Research Containing: Anatomic
Astronaut's organ doses inferred from measurements in a human phantom outside the international space station
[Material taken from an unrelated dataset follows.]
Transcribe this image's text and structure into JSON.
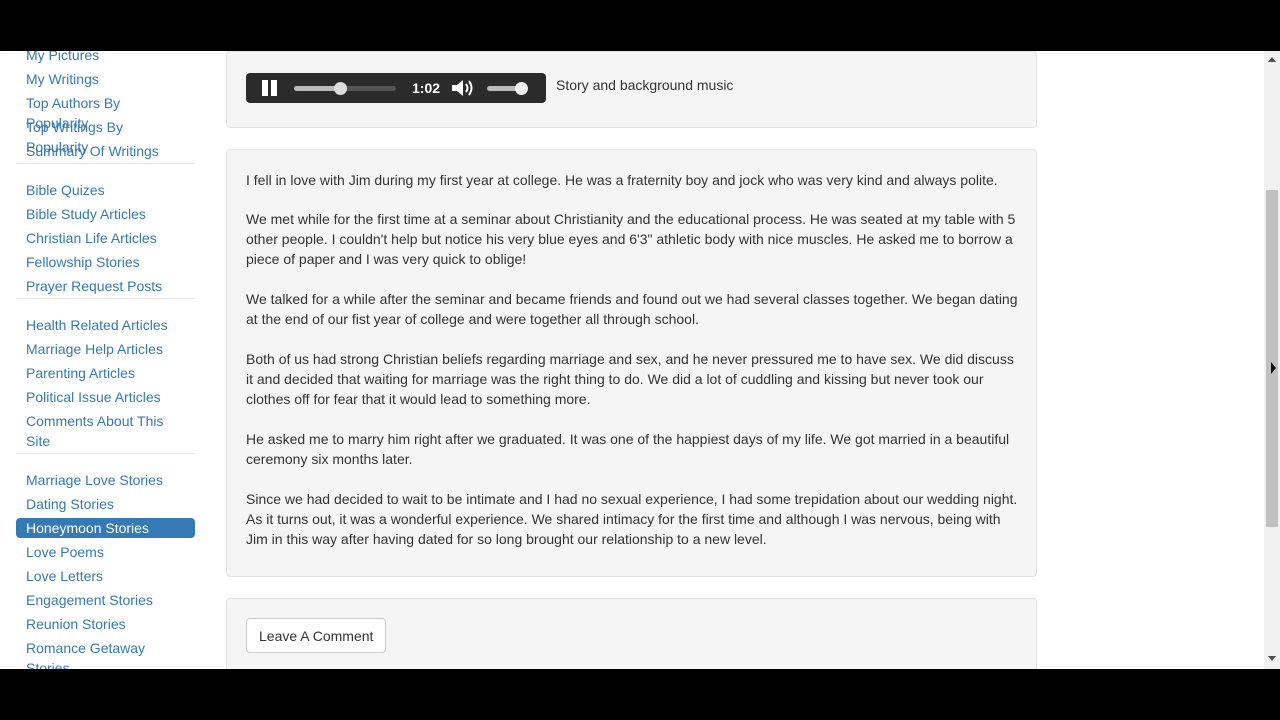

Space radiation hazards are recognized as a key concern for human space flight. For long-term interplanetary missions, they constitute a potentially limiting factor since current protection limits for low-Earth orbit missions may be approached or even exceeded. In such a situation, an accurate risk assessment requires knowledge of equivalent doses in critical radiosensitive organs rather than only skin doses or ambient doses from area monitoring. To achieve this, the MATROSHKA experiment uses a human phantom torso equipped with dedicated detector systems. We measured for the first time the doses from the diverse components of ionizing space radiation at the surface and at different locations inside the phantom positioned outside the International Space Station, thereby simulating an extravehicular activity of an astronaut. The relationships between the skin and organ absorbed doses obtained in such an exposure show a steep gradient between the doses in the uppermost layer of the skin and the deep organs with a ratio close to 20. This decrease due to the body self-shielding and a concomitant increase of the radiation quality factor by 1.7 highlight the complexities of an adequate dosimetry of space radiation. The depth-dose distributions established by MATROSHKA serve as benchmarks for space radiation models and radiation transport calculations that are needed for mission planning.
Neutron dose study with bubble detectors aboard the International Space Station as part of the Matroshka-R experiment
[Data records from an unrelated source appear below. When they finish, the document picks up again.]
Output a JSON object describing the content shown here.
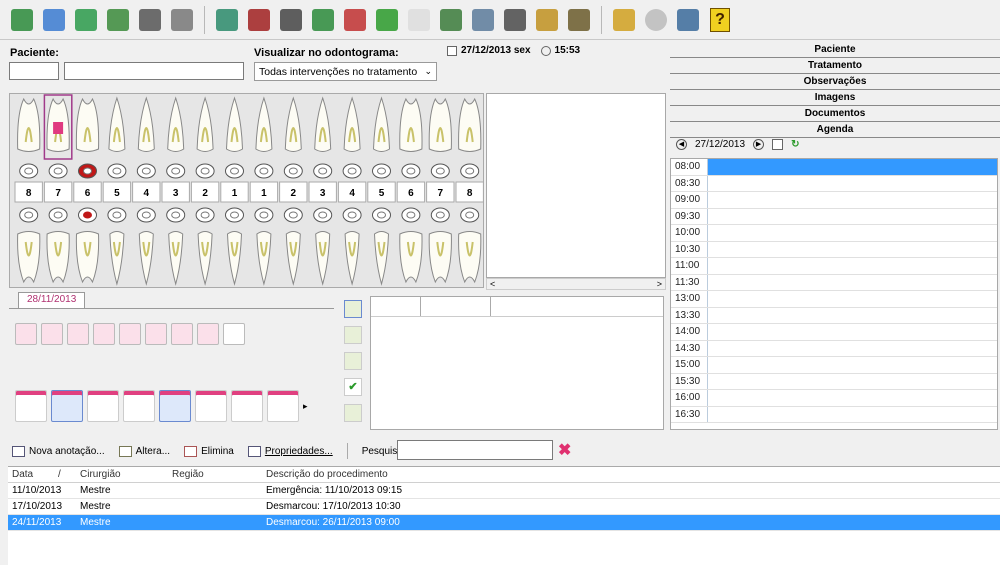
{
  "toolbar": {
    "icons": [
      "patient-search-icon",
      "patient-edit-icon",
      "patients-icon",
      "record-book-icon",
      "document-lock-icon",
      "files-icon",
      "treatment-icon",
      "phone-book-icon",
      "printer-icon",
      "money-transfer-icon",
      "gift-icon",
      "globe-icon",
      "mail-icon",
      "reports-icon",
      "list-icon",
      "pen-icon",
      "tools-icon",
      "plant-icon",
      "note-icon",
      "cd-icon",
      "books-icon",
      "help-icon"
    ],
    "help_glyph": "?"
  },
  "patient": {
    "label": "Paciente:",
    "code": "",
    "name": ""
  },
  "view": {
    "label": "Visualizar no odontograma:",
    "selected": "Todas intervenções no tratamento"
  },
  "datetime": {
    "date": "27/12/2013 sex",
    "time": "15:53"
  },
  "teeth": {
    "upper_numbers": [
      "8",
      "7",
      "6",
      "5",
      "4",
      "3",
      "2",
      "1",
      "1",
      "2",
      "3",
      "4",
      "5",
      "6",
      "7",
      "8"
    ]
  },
  "date_tab": "28/11/2013",
  "right_links": [
    "Paciente",
    "Tratamento",
    "Observações",
    "Imagens",
    "Documentos",
    "Agenda"
  ],
  "agenda": {
    "date": "27/12/2013",
    "times": [
      "08:00",
      "08:30",
      "09:00",
      "09:30",
      "10:00",
      "10:30",
      "11:00",
      "11:30",
      "13:00",
      "13:30",
      "14:00",
      "14:30",
      "15:00",
      "15:30",
      "16:00",
      "16:30"
    ]
  },
  "actions": {
    "new_note": "Nova anotação...",
    "edit": "Altera...",
    "delete": "Elimina",
    "properties": "Propriedades...",
    "search_label": "Pesquisa:",
    "search_value": ""
  },
  "table": {
    "headers": {
      "date": "Data",
      "sort": "/",
      "surgeon": "Cirurgião",
      "region": "Região",
      "description": "Descrição do procedimento"
    },
    "rows": [
      {
        "date": "11/10/2013",
        "surgeon": "Mestre",
        "region": "",
        "description": "Emergência: 11/10/2013 09:15"
      },
      {
        "date": "17/10/2013",
        "surgeon": "Mestre",
        "region": "",
        "description": "Desmarcou: 17/10/2013 10:30"
      },
      {
        "date": "24/11/2013",
        "surgeon": "Mestre",
        "region": "",
        "description": "Desmarcou: 26/11/2013 09:00"
      }
    ]
  }
}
As part of the Matroshka-R experiments, a spherical phantom and space bubble detectors (SBDs) were used on board the International Space Station to characterise the neutron radiation field. Seven experimental sessions with SBDs were carried out during expeditions ISS-13, ISS-14 and ISS-15. The detectors were positioned at various places throughout the Space Station, in order to determine dose variations with location and on/in the phantom in order to establish the relationship between the neutron dose measured externally to the body and the dose received internally. Experimental data on/in the phantom and at different locations are presented.